EXERCISE PROMPT:
Search the material for "image" and copy each line in which it is found.

MATERIAL PROVIDED:
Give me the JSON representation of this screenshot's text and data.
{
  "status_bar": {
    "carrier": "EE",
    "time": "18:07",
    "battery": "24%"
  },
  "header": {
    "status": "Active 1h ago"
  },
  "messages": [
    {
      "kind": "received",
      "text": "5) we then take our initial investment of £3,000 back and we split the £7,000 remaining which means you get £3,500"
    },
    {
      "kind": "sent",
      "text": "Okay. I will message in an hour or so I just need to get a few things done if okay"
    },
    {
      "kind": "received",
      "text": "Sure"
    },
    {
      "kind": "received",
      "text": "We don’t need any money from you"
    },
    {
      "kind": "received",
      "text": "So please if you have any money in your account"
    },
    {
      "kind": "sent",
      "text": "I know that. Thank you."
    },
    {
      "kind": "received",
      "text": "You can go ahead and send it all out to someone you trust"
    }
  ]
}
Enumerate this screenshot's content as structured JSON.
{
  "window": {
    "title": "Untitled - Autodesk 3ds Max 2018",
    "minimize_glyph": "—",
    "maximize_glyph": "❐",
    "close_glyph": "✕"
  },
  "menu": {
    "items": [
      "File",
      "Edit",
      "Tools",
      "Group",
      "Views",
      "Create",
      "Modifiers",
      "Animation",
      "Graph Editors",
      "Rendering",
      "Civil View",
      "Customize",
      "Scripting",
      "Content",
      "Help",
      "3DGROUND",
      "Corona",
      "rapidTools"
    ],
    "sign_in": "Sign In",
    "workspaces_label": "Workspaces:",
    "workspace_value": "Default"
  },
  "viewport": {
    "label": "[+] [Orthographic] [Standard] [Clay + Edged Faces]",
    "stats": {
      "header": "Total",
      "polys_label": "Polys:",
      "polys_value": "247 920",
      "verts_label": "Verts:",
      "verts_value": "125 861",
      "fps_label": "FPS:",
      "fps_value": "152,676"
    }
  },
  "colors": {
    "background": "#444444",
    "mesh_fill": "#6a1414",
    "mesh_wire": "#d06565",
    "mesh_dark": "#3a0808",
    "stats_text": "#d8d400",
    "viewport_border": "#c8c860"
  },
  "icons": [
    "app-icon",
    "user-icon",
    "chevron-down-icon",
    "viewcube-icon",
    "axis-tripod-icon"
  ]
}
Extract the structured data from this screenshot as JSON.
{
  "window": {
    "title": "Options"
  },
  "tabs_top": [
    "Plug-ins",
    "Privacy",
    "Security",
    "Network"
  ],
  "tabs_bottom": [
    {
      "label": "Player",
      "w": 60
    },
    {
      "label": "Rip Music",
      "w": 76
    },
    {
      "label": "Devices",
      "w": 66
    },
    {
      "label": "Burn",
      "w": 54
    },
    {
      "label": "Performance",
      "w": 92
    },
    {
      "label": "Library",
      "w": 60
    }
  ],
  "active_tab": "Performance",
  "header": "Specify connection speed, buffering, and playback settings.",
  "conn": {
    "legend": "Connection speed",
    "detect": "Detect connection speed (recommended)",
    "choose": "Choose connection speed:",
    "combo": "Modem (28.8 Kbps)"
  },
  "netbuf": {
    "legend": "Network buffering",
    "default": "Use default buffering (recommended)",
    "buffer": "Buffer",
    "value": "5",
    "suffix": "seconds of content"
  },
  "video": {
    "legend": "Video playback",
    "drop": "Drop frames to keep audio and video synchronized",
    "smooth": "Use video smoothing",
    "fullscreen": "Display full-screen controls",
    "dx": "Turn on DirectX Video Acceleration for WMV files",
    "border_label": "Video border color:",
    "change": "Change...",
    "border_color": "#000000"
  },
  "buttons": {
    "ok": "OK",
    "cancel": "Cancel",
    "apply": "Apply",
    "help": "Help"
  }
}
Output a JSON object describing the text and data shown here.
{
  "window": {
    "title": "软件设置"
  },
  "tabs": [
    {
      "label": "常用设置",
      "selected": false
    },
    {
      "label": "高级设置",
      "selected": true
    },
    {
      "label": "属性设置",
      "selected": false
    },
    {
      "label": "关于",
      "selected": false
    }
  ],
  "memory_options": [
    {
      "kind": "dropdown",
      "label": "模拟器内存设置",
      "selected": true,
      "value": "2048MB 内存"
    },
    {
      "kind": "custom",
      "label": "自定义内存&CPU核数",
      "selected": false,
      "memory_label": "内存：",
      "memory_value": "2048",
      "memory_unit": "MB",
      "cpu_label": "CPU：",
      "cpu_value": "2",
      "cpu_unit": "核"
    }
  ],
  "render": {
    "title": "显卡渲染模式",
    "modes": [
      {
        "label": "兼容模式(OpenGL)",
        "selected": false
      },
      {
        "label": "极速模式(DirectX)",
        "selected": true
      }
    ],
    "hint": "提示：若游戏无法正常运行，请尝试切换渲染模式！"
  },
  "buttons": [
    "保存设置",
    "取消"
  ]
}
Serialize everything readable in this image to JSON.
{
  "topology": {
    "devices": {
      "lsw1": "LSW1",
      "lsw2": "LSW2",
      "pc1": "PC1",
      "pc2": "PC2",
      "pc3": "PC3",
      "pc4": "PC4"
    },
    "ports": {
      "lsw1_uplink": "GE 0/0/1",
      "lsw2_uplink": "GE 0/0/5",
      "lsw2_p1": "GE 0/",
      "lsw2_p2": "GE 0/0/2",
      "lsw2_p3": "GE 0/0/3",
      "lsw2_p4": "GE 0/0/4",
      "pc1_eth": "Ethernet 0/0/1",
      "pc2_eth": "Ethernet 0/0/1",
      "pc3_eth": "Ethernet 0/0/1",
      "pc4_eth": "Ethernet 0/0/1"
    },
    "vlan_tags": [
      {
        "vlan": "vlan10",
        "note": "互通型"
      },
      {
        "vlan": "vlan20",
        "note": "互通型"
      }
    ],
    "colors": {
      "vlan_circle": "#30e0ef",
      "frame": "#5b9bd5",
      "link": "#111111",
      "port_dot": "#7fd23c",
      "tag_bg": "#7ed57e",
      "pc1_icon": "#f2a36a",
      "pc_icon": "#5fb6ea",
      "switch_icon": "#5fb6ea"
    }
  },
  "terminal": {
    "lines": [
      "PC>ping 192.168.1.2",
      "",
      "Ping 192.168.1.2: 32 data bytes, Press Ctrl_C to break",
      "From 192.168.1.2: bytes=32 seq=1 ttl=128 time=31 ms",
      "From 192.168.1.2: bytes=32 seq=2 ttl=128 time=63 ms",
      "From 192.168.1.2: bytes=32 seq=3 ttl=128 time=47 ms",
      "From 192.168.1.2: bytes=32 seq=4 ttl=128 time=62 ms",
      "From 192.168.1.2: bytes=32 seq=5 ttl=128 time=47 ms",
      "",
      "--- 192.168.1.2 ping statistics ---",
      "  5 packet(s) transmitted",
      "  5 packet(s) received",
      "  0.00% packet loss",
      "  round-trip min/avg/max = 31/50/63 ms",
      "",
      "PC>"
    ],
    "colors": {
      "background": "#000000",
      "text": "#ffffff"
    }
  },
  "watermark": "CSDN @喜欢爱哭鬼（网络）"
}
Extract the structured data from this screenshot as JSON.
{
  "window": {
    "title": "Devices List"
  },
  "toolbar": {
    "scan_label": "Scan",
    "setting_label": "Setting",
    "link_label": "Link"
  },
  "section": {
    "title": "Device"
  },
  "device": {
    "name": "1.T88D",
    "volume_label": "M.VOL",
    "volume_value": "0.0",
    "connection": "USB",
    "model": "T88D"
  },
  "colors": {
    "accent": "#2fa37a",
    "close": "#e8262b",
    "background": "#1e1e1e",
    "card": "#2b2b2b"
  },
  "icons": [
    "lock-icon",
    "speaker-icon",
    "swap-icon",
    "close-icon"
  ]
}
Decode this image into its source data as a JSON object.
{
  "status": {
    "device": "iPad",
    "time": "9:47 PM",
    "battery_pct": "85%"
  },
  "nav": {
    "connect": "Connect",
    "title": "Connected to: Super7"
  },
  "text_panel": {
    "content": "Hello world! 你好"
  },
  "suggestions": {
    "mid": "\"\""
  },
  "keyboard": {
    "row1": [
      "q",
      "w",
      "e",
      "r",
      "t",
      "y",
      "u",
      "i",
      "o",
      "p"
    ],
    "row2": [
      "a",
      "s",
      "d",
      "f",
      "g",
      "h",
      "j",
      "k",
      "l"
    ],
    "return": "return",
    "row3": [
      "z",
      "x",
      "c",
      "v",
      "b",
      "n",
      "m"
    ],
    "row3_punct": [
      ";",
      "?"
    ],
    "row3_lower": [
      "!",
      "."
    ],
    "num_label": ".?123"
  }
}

RESPONSE AREA:
Serialize everything readable in this image to JSON.
Decode this image into its source data as a JSON object.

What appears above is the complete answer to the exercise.